─── RECORD SET ───
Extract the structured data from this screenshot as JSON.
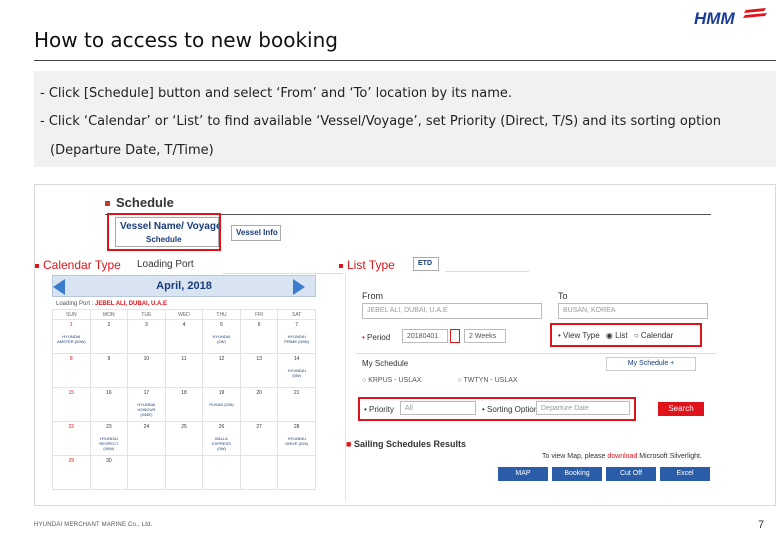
{
  "slide": {
    "title": "How to access to new booking",
    "logo_text": "HMM",
    "footer": "HYUNDAI MERCHANT MARINE Co., Ltd.",
    "page_number": "7",
    "instructions": [
      "- Click [Schedule] button and select ‘From’ and ‘To’ location by its name.",
      "- Click ‘Calendar’ or ‘List’ to find available ‘Vessel/Voyage’, set Priority (Direct, T/S) and its sorting option",
      "(Departure Date, T/Time)"
    ]
  },
  "screenshot": {
    "section_title": "Schedule",
    "tabs": {
      "vessel_name_voyage": "Vessel Name/ Voyage",
      "schedule": "Schedule",
      "vessel_info": "Vessel Info"
    },
    "calendar_type_label": "Calendar Type",
    "list_type_label": "List Type",
    "loading_port_label": "Loading Port",
    "etd_label": "ETD",
    "calendar": {
      "month": "April, 2018",
      "loading_port_prefix": "Loading Port :",
      "loading_port_value": "JEBEL ALI, DUBAI, U.A.E",
      "weekdays": [
        "SUN",
        "MON",
        "TUE",
        "WED",
        "THU",
        "FRI",
        "SAT"
      ],
      "weeks": [
        [
          {
            "d": "1",
            "ev": "HYUNDAI\nAMSTER (00W)",
            "red": true
          },
          {
            "d": "2",
            "ev": ""
          },
          {
            "d": "3",
            "ev": ""
          },
          {
            "d": "4",
            "ev": ""
          },
          {
            "d": "5",
            "ev": "HYUNDAI\n(0W)"
          },
          {
            "d": "6",
            "ev": ""
          },
          {
            "d": "7",
            "ev": "HYUNDAI\nPRIME (00W)"
          }
        ],
        [
          {
            "d": "8",
            "ev": "",
            "red": true
          },
          {
            "d": "9",
            "ev": ""
          },
          {
            "d": "10",
            "ev": ""
          },
          {
            "d": "11",
            "ev": ""
          },
          {
            "d": "12",
            "ev": ""
          },
          {
            "d": "13",
            "ev": ""
          },
          {
            "d": "14",
            "ev": "HYUNDAI\n(0W)"
          }
        ],
        [
          {
            "d": "15",
            "ev": "",
            "red": true
          },
          {
            "d": "16",
            "ev": ""
          },
          {
            "d": "17",
            "ev": "HYUNDAI\nHONOUR\n(044E)"
          },
          {
            "d": "18",
            "ev": ""
          },
          {
            "d": "19",
            "ev": "PUSAN (026)"
          },
          {
            "d": "20",
            "ev": ""
          },
          {
            "d": "21",
            "ev": ""
          }
        ],
        [
          {
            "d": "22",
            "ev": "",
            "red": true
          },
          {
            "d": "23",
            "ev": "HYUNDAI\nRESPECT\n(00W)"
          },
          {
            "d": "24",
            "ev": ""
          },
          {
            "d": "25",
            "ev": ""
          },
          {
            "d": "26",
            "ev": "BALLA\nEXPRESS\n(0W)"
          },
          {
            "d": "27",
            "ev": ""
          },
          {
            "d": "28",
            "ev": "HYUNDAI\nDRIVE (026)"
          }
        ],
        [
          {
            "d": "29",
            "ev": "",
            "red": true
          },
          {
            "d": "30",
            "ev": ""
          },
          {
            "d": "",
            "ev": ""
          },
          {
            "d": "",
            "ev": ""
          },
          {
            "d": "",
            "ev": ""
          },
          {
            "d": "",
            "ev": ""
          },
          {
            "d": "",
            "ev": ""
          }
        ]
      ]
    },
    "list": {
      "from_label": "From",
      "to_label": "To",
      "from_value": "JEBEL ALI, DUBAI, U.A.E",
      "to_value": "BUSAN, KOREA",
      "period_label": "Period",
      "period_date": "20180401",
      "period_weeks": "2 Weeks",
      "view_type_label": "View Type",
      "view_list": "List",
      "view_calendar": "Calendar",
      "my_schedule_label": "My Schedule",
      "my_schedule_button": "My Schedule +",
      "my_schedule_options": [
        "KRPUS - USLAX",
        "TWTYN - USLAX"
      ],
      "priority_label": "Priority",
      "priority_value": "All",
      "sorting_label": "Sorting Option",
      "sorting_value": "Departure Date",
      "search_button": "Search",
      "results_title": "Sailing Schedules Results",
      "map_note_prefix": "To view Map, please",
      "map_note_link": "download",
      "map_note_suffix": "Microsoft Silverlight.",
      "buttons": [
        "MAP",
        "Booking",
        "Cut Off",
        "Excel"
      ]
    }
  },
  "colors": {
    "highlight_red": "#e0121a",
    "brand_blue": "#1a3b7a",
    "button_blue": "#2a5ca8",
    "instruction_bg": "#f1f1f1"
  }
}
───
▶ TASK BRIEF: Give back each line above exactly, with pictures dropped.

▶ SOLUTION FOR THIS TASK:
Extract the structured data from this screenshot as JSON.
{
  "slide": {
    "title": "How to access to new booking",
    "logo_text": "HMM",
    "footer": "HYUNDAI MERCHANT MARINE Co., Ltd.",
    "page_number": "7",
    "instructions": [
      "- Click [Schedule] button and select ‘From’ and ‘To’ location by its name.",
      "- Click ‘Calendar’ or ‘List’ to find available ‘Vessel/Voyage’, set Priority (Direct, T/S) and its sorting option",
      "(Departure Date, T/Time)"
    ]
  },
  "screenshot": {
    "section_title": "Schedule",
    "tabs": {
      "vessel_name_voyage": "Vessel Name/ Voyage",
      "schedule": "Schedule",
      "vessel_info": "Vessel Info"
    },
    "calendar_type_label": "Calendar Type",
    "list_type_label": "List Type",
    "loading_port_label": "Loading Port",
    "etd_label": "ETD",
    "calendar": {
      "month": "April, 2018",
      "loading_port_prefix": "Loading Port :",
      "loading_port_value": "JEBEL ALI, DUBAI, U.A.E",
      "weekdays": [
        "SUN",
        "MON",
        "TUE",
        "WED",
        "THU",
        "FRI",
        "SAT"
      ],
      "weeks": [
        [
          {
            "d": "1",
            "ev": "HYUNDAI\nAMSTER (00W)",
            "red": true
          },
          {
            "d": "2",
            "ev": ""
          },
          {
            "d": "3",
            "ev": ""
          },
          {
            "d": "4",
            "ev": ""
          },
          {
            "d": "5",
            "ev": "HYUNDAI\n(0W)"
          },
          {
            "d": "6",
            "ev": ""
          },
          {
            "d": "7",
            "ev": "HYUNDAI\nPRIME (00W)"
          }
        ],
        [
          {
            "d": "8",
            "ev": "",
            "red": true
          },
          {
            "d": "9",
            "ev": ""
          },
          {
            "d": "10",
            "ev": ""
          },
          {
            "d": "11",
            "ev": ""
          },
          {
            "d": "12",
            "ev": ""
          },
          {
            "d": "13",
            "ev": ""
          },
          {
            "d": "14",
            "ev": "HYUNDAI\n(0W)"
          }
        ],
        [
          {
            "d": "15",
            "ev": "",
            "red": true
          },
          {
            "d": "16",
            "ev": ""
          },
          {
            "d": "17",
            "ev": "HYUNDAI\nHONOUR\n(044E)"
          },
          {
            "d": "18",
            "ev": ""
          },
          {
            "d": "19",
            "ev": "PUSAN (026)"
          },
          {
            "d": "20",
            "ev": ""
          },
          {
            "d": "21",
            "ev": ""
          }
        ],
        [
          {
            "d": "22",
            "ev": "",
            "red": true
          },
          {
            "d": "23",
            "ev": "HYUNDAI\nRESPECT\n(00W)"
          },
          {
            "d": "24",
            "ev": ""
          },
          {
            "d": "25",
            "ev": ""
          },
          {
            "d": "26",
            "ev": "BALLA\nEXPRESS\n(0W)"
          },
          {
            "d": "27",
            "ev": ""
          },
          {
            "d": "28",
            "ev": "HYUNDAI\nDRIVE (026)"
          }
        ],
        [
          {
            "d": "29",
            "ev": "",
            "red": true
          },
          {
            "d": "30",
            "ev": ""
          },
          {
            "d": "",
            "ev": ""
          },
          {
            "d": "",
            "ev": ""
          },
          {
            "d": "",
            "ev": ""
          },
          {
            "d": "",
            "ev": ""
          },
          {
            "d": "",
            "ev": ""
          }
        ]
      ]
    },
    "list": {
      "from_label": "From",
      "to_label": "To",
      "from_value": "JEBEL ALI, DUBAI, U.A.E",
      "to_value": "BUSAN, KOREA",
      "period_label": "Period",
      "period_date": "20180401",
      "period_weeks": "2 Weeks",
      "view_type_label": "View Type",
      "view_list": "List",
      "view_calendar": "Calendar",
      "my_schedule_label": "My Schedule",
      "my_schedule_button": "My Schedule +",
      "my_schedule_options": [
        "KRPUS - USLAX",
        "TWTYN - USLAX"
      ],
      "priority_label": "Priority",
      "priority_value": "All",
      "sorting_label": "Sorting Option",
      "sorting_value": "Departure Date",
      "search_button": "Search",
      "results_title": "Sailing Schedules Results",
      "map_note_prefix": "To view Map, please",
      "map_note_link": "download",
      "map_note_suffix": "Microsoft Silverlight.",
      "buttons": [
        "MAP",
        "Booking",
        "Cut Off",
        "Excel"
      ]
    }
  },
  "colors": {
    "highlight_red": "#e0121a",
    "brand_blue": "#1a3b7a",
    "button_blue": "#2a5ca8",
    "instruction_bg": "#f1f1f1"
  }
}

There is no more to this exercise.